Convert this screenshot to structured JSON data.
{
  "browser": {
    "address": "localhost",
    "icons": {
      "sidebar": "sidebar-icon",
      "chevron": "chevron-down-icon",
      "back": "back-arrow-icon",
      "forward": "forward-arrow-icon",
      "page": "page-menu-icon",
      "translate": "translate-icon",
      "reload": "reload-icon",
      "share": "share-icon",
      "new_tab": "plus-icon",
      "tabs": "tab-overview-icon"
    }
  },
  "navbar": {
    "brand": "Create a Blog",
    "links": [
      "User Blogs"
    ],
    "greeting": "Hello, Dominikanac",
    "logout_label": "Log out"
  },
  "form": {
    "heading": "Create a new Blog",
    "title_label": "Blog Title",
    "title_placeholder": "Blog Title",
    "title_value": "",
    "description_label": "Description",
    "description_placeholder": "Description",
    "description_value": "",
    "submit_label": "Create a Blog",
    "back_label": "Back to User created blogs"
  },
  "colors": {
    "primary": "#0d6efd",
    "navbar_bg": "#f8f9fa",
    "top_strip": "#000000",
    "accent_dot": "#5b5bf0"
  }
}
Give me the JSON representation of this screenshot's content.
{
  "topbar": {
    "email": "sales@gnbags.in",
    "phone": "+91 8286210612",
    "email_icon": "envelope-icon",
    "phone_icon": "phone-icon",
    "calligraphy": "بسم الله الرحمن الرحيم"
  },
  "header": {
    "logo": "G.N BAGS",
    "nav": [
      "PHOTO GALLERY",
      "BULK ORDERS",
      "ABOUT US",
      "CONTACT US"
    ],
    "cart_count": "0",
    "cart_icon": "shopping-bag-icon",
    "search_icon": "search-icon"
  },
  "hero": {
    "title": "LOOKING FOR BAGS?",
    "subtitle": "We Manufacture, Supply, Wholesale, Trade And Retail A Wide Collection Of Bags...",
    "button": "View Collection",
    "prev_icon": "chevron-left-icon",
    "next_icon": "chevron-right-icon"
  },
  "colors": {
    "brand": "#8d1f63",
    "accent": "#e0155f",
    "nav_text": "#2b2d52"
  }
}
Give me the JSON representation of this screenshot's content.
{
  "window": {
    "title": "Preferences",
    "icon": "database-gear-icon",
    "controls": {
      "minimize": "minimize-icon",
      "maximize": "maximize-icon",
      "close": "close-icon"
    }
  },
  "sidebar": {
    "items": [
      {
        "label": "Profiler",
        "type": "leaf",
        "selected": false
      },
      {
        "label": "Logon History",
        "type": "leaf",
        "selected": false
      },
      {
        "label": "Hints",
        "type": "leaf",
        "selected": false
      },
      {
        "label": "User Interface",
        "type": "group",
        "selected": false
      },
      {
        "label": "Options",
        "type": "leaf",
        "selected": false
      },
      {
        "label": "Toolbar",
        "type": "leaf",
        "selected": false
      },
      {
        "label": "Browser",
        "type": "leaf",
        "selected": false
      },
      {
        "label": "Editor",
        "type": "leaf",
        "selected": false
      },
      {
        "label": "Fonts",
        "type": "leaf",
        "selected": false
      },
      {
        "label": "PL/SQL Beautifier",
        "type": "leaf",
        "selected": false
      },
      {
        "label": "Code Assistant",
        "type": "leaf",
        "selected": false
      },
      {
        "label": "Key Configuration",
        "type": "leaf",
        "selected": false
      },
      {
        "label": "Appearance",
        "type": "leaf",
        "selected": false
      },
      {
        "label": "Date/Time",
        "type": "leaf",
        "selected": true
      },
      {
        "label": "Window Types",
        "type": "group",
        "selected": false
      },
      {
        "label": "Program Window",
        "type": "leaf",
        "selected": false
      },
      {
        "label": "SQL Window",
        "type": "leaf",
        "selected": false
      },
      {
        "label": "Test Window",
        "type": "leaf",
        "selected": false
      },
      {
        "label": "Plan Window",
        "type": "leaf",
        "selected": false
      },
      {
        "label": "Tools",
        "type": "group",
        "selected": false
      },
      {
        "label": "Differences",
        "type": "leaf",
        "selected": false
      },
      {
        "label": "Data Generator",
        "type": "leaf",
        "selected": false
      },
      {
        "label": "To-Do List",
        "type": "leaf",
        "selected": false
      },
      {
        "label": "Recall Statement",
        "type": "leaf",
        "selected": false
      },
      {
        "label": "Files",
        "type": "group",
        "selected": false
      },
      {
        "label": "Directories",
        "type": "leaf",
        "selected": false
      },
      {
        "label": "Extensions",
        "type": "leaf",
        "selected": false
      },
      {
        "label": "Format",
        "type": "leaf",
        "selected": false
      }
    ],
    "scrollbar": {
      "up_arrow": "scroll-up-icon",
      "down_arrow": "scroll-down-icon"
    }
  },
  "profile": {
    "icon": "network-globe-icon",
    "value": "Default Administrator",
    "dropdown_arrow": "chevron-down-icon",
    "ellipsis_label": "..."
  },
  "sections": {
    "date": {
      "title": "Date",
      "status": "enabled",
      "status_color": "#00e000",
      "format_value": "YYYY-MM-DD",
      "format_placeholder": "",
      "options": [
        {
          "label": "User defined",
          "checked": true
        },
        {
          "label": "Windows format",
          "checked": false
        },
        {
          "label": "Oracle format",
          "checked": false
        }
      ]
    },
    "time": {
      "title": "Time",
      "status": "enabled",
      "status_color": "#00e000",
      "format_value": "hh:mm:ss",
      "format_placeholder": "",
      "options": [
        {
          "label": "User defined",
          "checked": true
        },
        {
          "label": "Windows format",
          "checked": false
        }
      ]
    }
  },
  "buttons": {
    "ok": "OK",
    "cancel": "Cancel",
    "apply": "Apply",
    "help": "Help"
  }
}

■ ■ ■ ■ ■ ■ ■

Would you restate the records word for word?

• [ANSWER]:
Convert this screenshot to structured JSON data.
{
  "browser": {
    "address": "localhost",
    "icons": {
      "sidebar": "sidebar-icon",
      "chevron": "chevron-down-icon",
      "back": "back-arrow-icon",
      "forward": "forward-arrow-icon",
      "page": "page-menu-icon",
      "translate": "translate-icon",
      "reload": "reload-icon",
      "share": "share-icon",
      "new_tab": "plus-icon",
      "tabs": "tab-overview-icon"
    }
  },
  "navbar": {
    "brand": "Create a Blog",
    "links": [
      "User Blogs"
    ],
    "greeting": "Hello, Dominikanac",
    "logout_label": "Log out"
  },
  "form": {
    "heading": "Create a new Blog",
    "title_label": "Blog Title",
    "title_placeholder": "Blog Title",
    "title_value": "",
    "description_label": "Description",
    "description_placeholder": "Description",
    "description_value": "",
    "submit_label": "Create a Blog",
    "back_label": "Back to User created blogs"
  },
  "colors": {
    "primary": "#0d6efd",
    "navbar_bg": "#f8f9fa",
    "top_strip": "#000000",
    "accent_dot": "#5b5bf0"
  }
}
Give me the JSON representation of this screenshot's content.
{
  "topbar": {
    "email": "sales@gnbags.in",
    "phone": "+91 8286210612",
    "email_icon": "envelope-icon",
    "phone_icon": "phone-icon",
    "calligraphy": "بسم الله الرحمن الرحيم"
  },
  "header": {
    "logo": "G.N BAGS",
    "nav": [
      "PHOTO GALLERY",
      "BULK ORDERS",
      "ABOUT US",
      "CONTACT US"
    ],
    "cart_count": "0",
    "cart_icon": "shopping-bag-icon",
    "search_icon": "search-icon"
  },
  "hero": {
    "title": "LOOKING FOR BAGS?",
    "subtitle": "We Manufacture, Supply, Wholesale, Trade And Retail A Wide Collection Of Bags...",
    "button": "View Collection",
    "prev_icon": "chevron-left-icon",
    "next_icon": "chevron-right-icon"
  },
  "colors": {
    "brand": "#8d1f63",
    "accent": "#e0155f",
    "nav_text": "#2b2d52"
  }
}
Give me the JSON representation of this screenshot's content.
{
  "window": {
    "title": "Preferences",
    "icon": "database-gear-icon",
    "controls": {
      "minimize": "minimize-icon",
      "maximize": "maximize-icon",
      "close": "close-icon"
    }
  },
  "sidebar": {
    "items": [
      {
        "label": "Profiler",
        "type": "leaf",
        "selected": false
      },
      {
        "label": "Logon History",
        "type": "leaf",
        "selected": false
      },
      {
        "label": "Hints",
        "type": "leaf",
        "selected": false
      },
      {
        "label": "User Interface",
        "type": "group",
        "selected": false
      },
      {
        "label": "Options",
        "type": "leaf",
        "selected": false
      },
      {
        "label": "Toolbar",
        "type": "leaf",
        "selected": false
      },
      {
        "label": "Browser",
        "type": "leaf",
        "selected": false
      },
      {
        "label": "Editor",
        "type": "leaf",
        "selected": false
      },
      {
        "label": "Fonts",
        "type": "leaf",
        "selected": false
      },
      {
        "label": "PL/SQL Beautifier",
        "type": "leaf",
        "selected": false
      },
      {
        "label": "Code Assistant",
        "type": "leaf",
        "selected": false
      },
      {
        "label": "Key Configuration",
        "type": "leaf",
        "selected": false
      },
      {
        "label": "Appearance",
        "type": "leaf",
        "selected": false
      },
      {
        "label": "Date/Time",
        "type": "leaf",
        "selected": true
      },
      {
        "label": "Window Types",
        "type": "group",
        "selected": false
      },
      {
        "label": "Program Window",
        "type": "leaf",
        "selected": false
      },
      {
        "label": "SQL Window",
        "type": "leaf",
        "selected": false
      },
      {
        "label": "Test Window",
        "type": "leaf",
        "selected": false
      },
      {
        "label": "Plan Window",
        "type": "leaf",
        "selected": false
      },
      {
        "label": "Tools",
        "type": "group",
        "selected": false
      },
      {
        "label": "Differences",
        "type": "leaf",
        "selected": false
      },
      {
        "label": "Data Generator",
        "type": "leaf",
        "selected": false
      },
      {
        "label": "To-Do List",
        "type": "leaf",
        "selected": false
      },
      {
        "label": "Recall Statement",
        "type": "leaf",
        "selected": false
      },
      {
        "label": "Files",
        "type": "group",
        "selected": false
      },
      {
        "label": "Directories",
        "type": "leaf",
        "selected": false
      },
      {
        "label": "Extensions",
        "type": "leaf",
        "selected": false
      },
      {
        "label": "Format",
        "type": "leaf",
        "selected": false
      }
    ],
    "scrollbar": {
      "up_arrow": "scroll-up-icon",
      "down_arrow": "scroll-down-icon"
    }
  },
  "profile": {
    "icon": "network-globe-icon",
    "value": "Default Administrator",
    "dropdown_arrow": "chevron-down-icon",
    "ellipsis_label": "..."
  },
  "sections": {
    "date": {
      "title": "Date",
      "status": "enabled",
      "status_color": "#00e000",
      "format_value": "YYYY-MM-DD",
      "format_placeholder": "",
      "options": [
        {
          "label": "User defined",
          "checked": true
        },
        {
          "label": "Windows format",
          "checked": false
        },
        {
          "label": "Oracle format",
          "checked": false
        }
      ]
    },
    "time": {
      "title": "Time",
      "status": "enabled",
      "status_color": "#00e000",
      "format_value": "hh:mm:ss",
      "format_placeholder": "",
      "options": [
        {
          "label": "User defined",
          "checked": true
        },
        {
          "label": "Windows format",
          "checked": false
        }
      ]
    }
  },
  "buttons": {
    "ok": "OK",
    "cancel": "Cancel",
    "apply": "Apply",
    "help": "Help"
  }
}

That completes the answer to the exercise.